START SUPPLIED MATERIAL

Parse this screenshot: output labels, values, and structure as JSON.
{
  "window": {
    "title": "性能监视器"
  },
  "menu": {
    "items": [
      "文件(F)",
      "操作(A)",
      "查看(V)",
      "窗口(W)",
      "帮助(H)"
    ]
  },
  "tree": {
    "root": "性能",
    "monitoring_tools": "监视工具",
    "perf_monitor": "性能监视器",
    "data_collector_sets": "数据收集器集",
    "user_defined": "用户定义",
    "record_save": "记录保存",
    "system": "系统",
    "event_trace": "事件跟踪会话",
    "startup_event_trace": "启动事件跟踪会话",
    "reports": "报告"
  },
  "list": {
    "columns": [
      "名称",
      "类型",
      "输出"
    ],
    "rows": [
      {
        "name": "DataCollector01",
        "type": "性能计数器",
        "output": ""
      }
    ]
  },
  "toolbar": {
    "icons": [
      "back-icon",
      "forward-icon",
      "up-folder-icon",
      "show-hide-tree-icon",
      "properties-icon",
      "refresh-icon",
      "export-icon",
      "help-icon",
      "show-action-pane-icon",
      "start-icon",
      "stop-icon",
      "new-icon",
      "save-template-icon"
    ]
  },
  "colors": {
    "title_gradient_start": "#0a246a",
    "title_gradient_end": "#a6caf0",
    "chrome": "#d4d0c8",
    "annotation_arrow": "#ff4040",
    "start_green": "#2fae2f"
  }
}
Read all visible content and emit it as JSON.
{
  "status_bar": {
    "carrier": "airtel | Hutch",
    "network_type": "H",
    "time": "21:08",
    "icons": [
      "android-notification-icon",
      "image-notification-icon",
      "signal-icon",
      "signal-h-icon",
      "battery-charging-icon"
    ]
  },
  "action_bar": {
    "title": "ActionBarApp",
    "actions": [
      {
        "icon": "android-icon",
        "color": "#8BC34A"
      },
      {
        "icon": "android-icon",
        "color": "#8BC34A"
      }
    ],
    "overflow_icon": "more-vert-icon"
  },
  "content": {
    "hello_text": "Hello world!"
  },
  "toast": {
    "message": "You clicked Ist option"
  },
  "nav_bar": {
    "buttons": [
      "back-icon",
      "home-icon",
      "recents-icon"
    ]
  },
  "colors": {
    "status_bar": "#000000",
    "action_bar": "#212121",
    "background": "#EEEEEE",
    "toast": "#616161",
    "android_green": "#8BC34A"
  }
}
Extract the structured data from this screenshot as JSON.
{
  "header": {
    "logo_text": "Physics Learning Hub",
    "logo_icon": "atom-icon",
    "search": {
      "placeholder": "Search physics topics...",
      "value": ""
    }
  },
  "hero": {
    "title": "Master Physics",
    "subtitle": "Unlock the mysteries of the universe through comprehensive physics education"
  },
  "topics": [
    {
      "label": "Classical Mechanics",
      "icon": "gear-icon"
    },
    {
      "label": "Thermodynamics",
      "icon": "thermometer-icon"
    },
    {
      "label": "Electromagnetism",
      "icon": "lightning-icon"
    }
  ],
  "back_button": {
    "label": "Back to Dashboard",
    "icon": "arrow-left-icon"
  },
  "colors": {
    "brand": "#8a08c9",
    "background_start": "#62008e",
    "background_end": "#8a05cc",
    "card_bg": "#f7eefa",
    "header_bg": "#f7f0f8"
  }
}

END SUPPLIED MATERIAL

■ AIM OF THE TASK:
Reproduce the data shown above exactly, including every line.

■ RESPONSE AREA:
Parse this screenshot: output labels, values, and structure as JSON.
{
  "window": {
    "title": "性能监视器"
  },
  "menu": {
    "items": [
      "文件(F)",
      "操作(A)",
      "查看(V)",
      "窗口(W)",
      "帮助(H)"
    ]
  },
  "tree": {
    "root": "性能",
    "monitoring_tools": "监视工具",
    "perf_monitor": "性能监视器",
    "data_collector_sets": "数据收集器集",
    "user_defined": "用户定义",
    "record_save": "记录保存",
    "system": "系统",
    "event_trace": "事件跟踪会话",
    "startup_event_trace": "启动事件跟踪会话",
    "reports": "报告"
  },
  "list": {
    "columns": [
      "名称",
      "类型",
      "输出"
    ],
    "rows": [
      {
        "name": "DataCollector01",
        "type": "性能计数器",
        "output": ""
      }
    ]
  },
  "toolbar": {
    "icons": [
      "back-icon",
      "forward-icon",
      "up-folder-icon",
      "show-hide-tree-icon",
      "properties-icon",
      "refresh-icon",
      "export-icon",
      "help-icon",
      "show-action-pane-icon",
      "start-icon",
      "stop-icon",
      "new-icon",
      "save-template-icon"
    ]
  },
  "colors": {
    "title_gradient_start": "#0a246a",
    "title_gradient_end": "#a6caf0",
    "chrome": "#d4d0c8",
    "annotation_arrow": "#ff4040",
    "start_green": "#2fae2f"
  }
}
Read all visible content and emit it as JSON.
{
  "status_bar": {
    "carrier": "airtel | Hutch",
    "network_type": "H",
    "time": "21:08",
    "icons": [
      "android-notification-icon",
      "image-notification-icon",
      "signal-icon",
      "signal-h-icon",
      "battery-charging-icon"
    ]
  },
  "action_bar": {
    "title": "ActionBarApp",
    "actions": [
      {
        "icon": "android-icon",
        "color": "#8BC34A"
      },
      {
        "icon": "android-icon",
        "color": "#8BC34A"
      }
    ],
    "overflow_icon": "more-vert-icon"
  },
  "content": {
    "hello_text": "Hello world!"
  },
  "toast": {
    "message": "You clicked Ist option"
  },
  "nav_bar": {
    "buttons": [
      "back-icon",
      "home-icon",
      "recents-icon"
    ]
  },
  "colors": {
    "status_bar": "#000000",
    "action_bar": "#212121",
    "background": "#EEEEEE",
    "toast": "#616161",
    "android_green": "#8BC34A"
  }
}
Extract the structured data from this screenshot as JSON.
{
  "header": {
    "logo_text": "Physics Learning Hub",
    "logo_icon": "atom-icon",
    "search": {
      "placeholder": "Search physics topics...",
      "value": ""
    }
  },
  "hero": {
    "title": "Master Physics",
    "subtitle": "Unlock the mysteries of the universe through comprehensive physics education"
  },
  "topics": [
    {
      "label": "Classical Mechanics",
      "icon": "gear-icon"
    },
    {
      "label": "Thermodynamics",
      "icon": "thermometer-icon"
    },
    {
      "label": "Electromagnetism",
      "icon": "lightning-icon"
    }
  ],
  "back_button": {
    "label": "Back to Dashboard",
    "icon": "arrow-left-icon"
  },
  "colors": {
    "brand": "#8a08c9",
    "background_start": "#62008e",
    "background_end": "#8a05cc",
    "card_bg": "#f7eefa",
    "header_bg": "#f7f0f8"
  }
}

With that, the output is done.